Content starts
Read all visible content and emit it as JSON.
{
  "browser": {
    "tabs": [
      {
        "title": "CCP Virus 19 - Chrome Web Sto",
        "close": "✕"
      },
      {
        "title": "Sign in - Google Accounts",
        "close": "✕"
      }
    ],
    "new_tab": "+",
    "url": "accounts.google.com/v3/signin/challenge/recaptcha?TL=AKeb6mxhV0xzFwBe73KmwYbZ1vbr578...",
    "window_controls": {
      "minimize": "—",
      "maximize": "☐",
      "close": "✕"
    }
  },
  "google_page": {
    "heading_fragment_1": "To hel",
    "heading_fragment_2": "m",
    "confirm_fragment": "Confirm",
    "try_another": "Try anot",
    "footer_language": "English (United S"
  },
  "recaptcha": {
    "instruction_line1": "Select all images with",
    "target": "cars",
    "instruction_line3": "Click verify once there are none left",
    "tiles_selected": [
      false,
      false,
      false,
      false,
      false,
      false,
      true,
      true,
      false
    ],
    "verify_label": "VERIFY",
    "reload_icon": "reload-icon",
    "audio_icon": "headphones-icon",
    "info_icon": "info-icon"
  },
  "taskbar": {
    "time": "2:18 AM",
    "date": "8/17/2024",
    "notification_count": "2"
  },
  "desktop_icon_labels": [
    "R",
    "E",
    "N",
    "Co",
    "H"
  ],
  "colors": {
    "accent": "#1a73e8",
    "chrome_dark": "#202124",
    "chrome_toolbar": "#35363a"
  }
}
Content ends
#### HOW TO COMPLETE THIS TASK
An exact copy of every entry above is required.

#### ANSWER SPACE
Read all visible content and emit it as JSON.
{
  "browser": {
    "tabs": [
      {
        "title": "CCP Virus 19 - Chrome Web Sto",
        "close": "✕"
      },
      {
        "title": "Sign in - Google Accounts",
        "close": "✕"
      }
    ],
    "new_tab": "+",
    "url": "accounts.google.com/v3/signin/challenge/recaptcha?TL=AKeb6mxhV0xzFwBe73KmwYbZ1vbr578...",
    "window_controls": {
      "minimize": "—",
      "maximize": "☐",
      "close": "✕"
    }
  },
  "google_page": {
    "heading_fragment_1": "To hel",
    "heading_fragment_2": "m",
    "confirm_fragment": "Confirm",
    "try_another": "Try anot",
    "footer_language": "English (United S"
  },
  "recaptcha": {
    "instruction_line1": "Select all images with",
    "target": "cars",
    "instruction_line3": "Click verify once there are none left",
    "tiles_selected": [
      false,
      false,
      false,
      false,
      false,
      false,
      true,
      true,
      false
    ],
    "verify_label": "VERIFY",
    "reload_icon": "reload-icon",
    "audio_icon": "headphones-icon",
    "info_icon": "info-icon"
  },
  "taskbar": {
    "time": "2:18 AM",
    "date": "8/17/2024",
    "notification_count": "2"
  },
  "desktop_icon_labels": [
    "R",
    "E",
    "N",
    "Co",
    "H"
  ],
  "colors": {
    "accent": "#1a73e8",
    "chrome_dark": "#202124",
    "chrome_toolbar": "#35363a"
  }
}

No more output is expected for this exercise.